At this time of pandemic suffering and national crisis, our hearts cry out, “Lord, what do we do and where do we go from here?”

We believe that as a nation, we are troubled by a virus far more virulent and violent than the coronavirus. It is the virus of sin in many of its most destructive and devastating forms: apathy, indifference, prejudice, racism, ignorance, pride, hatred, bigotry and the physical abuse by the strong against the weak.

As people of faith we have received so much. Our cup of blessing overflows. Certainly, we have received material blessings. But such earthly blessings pale in comparison to the wonder of God’s love, grace, mercy and peace.

We have received divine forgiveness.

However, those life-giving blessings are the very reason that we cannot sit idly by in these troubled times.

We cannot be silent.

We must speak out and speak up.

Because we are called to share God’s grace, love and mercy, if we say nothing and do nothing in the face of such life-shattering violence and hatred based on the color of a person’s skin, then we truly do not reflect what God has called us to be.

God’s mercy knows no bounds. The forgiveness of God is always at hand. But when we go astray, we must correct our ways, bring about reform. In Biblical terms it’s called repentance. We can stay silent no more. We choose to stand firmly for justice, firmly for what’s right, firmly for the good.

May God be with us all, with every American great and small, to lead us through these troubled times.

Pastor Terry Addis, North Rome Church of God

Pastor Norris Allen, New Hope Overcoming

Pastor Robert Brown, Rome First United Methodist Church

Pastor Steve Caldwell, Mt. Olive Baptist Church

Father Rafael Carballo, St. Mary’s Catholic Church

Pastor Robert Carson, Mt. Zion Baptist Church

Pastor Sean Davis, St. Paul Baptist Church

Pastor Jimmy Gentry, Garden Lakes Baptist Church

Pastor Rondie Goode, Kingdom Church International

Pastor Nanci Hicks, Trinity United Methodist Church

Pastor Carey Ingram, Lovejoy Baptist Church
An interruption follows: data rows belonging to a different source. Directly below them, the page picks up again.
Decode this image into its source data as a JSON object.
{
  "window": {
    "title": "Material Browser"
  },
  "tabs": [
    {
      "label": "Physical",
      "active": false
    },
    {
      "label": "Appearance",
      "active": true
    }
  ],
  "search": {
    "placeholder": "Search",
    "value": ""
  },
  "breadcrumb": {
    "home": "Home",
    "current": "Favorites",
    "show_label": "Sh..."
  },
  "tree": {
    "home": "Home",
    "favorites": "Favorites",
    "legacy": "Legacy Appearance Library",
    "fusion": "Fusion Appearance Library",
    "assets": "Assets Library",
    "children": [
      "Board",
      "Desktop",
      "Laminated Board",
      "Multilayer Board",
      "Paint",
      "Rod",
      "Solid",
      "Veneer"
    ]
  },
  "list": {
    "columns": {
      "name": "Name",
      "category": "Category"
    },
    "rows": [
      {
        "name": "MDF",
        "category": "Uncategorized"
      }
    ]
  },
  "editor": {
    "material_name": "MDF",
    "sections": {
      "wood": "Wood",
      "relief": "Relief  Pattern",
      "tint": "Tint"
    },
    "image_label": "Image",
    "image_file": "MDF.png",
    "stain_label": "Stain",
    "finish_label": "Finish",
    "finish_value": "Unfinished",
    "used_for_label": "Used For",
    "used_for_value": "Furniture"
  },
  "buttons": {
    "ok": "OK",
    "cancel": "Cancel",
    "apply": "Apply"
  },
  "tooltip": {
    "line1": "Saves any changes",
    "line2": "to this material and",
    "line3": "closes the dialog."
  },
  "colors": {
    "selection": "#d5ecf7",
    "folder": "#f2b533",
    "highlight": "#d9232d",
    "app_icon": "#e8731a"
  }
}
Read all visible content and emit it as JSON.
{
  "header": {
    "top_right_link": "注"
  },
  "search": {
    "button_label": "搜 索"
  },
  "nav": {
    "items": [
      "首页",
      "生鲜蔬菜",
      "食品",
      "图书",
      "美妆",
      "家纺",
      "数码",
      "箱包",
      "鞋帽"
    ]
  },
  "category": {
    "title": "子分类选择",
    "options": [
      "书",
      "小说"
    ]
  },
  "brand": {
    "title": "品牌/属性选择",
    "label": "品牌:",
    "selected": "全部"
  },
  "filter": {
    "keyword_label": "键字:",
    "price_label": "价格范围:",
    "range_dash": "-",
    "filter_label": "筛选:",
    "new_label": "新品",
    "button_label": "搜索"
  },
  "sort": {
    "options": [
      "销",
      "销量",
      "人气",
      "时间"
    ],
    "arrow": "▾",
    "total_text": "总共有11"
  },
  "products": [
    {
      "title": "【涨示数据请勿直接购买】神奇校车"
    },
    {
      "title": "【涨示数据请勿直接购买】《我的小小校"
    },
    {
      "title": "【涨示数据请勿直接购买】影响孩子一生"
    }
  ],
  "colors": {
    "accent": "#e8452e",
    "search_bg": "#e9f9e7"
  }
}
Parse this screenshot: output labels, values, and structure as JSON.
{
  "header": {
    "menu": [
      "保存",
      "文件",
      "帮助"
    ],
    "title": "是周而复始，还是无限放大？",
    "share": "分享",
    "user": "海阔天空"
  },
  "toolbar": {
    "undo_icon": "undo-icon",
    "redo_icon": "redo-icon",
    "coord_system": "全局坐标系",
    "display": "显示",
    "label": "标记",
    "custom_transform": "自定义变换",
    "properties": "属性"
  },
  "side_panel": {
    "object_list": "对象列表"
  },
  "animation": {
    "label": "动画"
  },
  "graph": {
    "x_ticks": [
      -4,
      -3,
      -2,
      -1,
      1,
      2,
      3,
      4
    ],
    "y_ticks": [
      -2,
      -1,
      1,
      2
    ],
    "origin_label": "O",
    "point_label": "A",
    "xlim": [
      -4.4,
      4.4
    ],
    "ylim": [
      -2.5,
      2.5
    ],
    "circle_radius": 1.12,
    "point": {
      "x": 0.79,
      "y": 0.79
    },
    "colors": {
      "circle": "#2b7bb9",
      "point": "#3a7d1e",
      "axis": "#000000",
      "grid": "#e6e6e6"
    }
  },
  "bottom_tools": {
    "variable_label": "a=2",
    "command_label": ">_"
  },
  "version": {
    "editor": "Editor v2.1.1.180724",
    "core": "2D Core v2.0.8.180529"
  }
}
Pastor Camille Josey, Silver Creek and Rockmart Presbyterian Churches

Pastor Millie Kim, Second Avenue United Methodist Church

Pastor Scott McClure, Flatrock Baptist Church

Pastor Dale McConkey, Mt. Tabor United Methodist Church

Pastor Derrick McDaniel, Holsey Sinai CME

Pastor Reginald McDaniel, Mt. Tabor Baptist Church

Pastor Micah Pritchett, North Broad Baptist Church

Pastor Shari Rates, Metropolitan United Methodist Church

Pastor Terrell Shields, Greater Mt. Calvary Baptist Church

Pastor Bryant Steans, Springfield Baptist Church

Pastor Gordon Wells, New Life of St. John Baptist Church

Pastor Tim Williamson, Second Avenue Baptist Church, Summerville

Kenneth Woods, New Hope Baptist Church

Pastor Bernard Young, Thankful Baptist Church

Recommended for you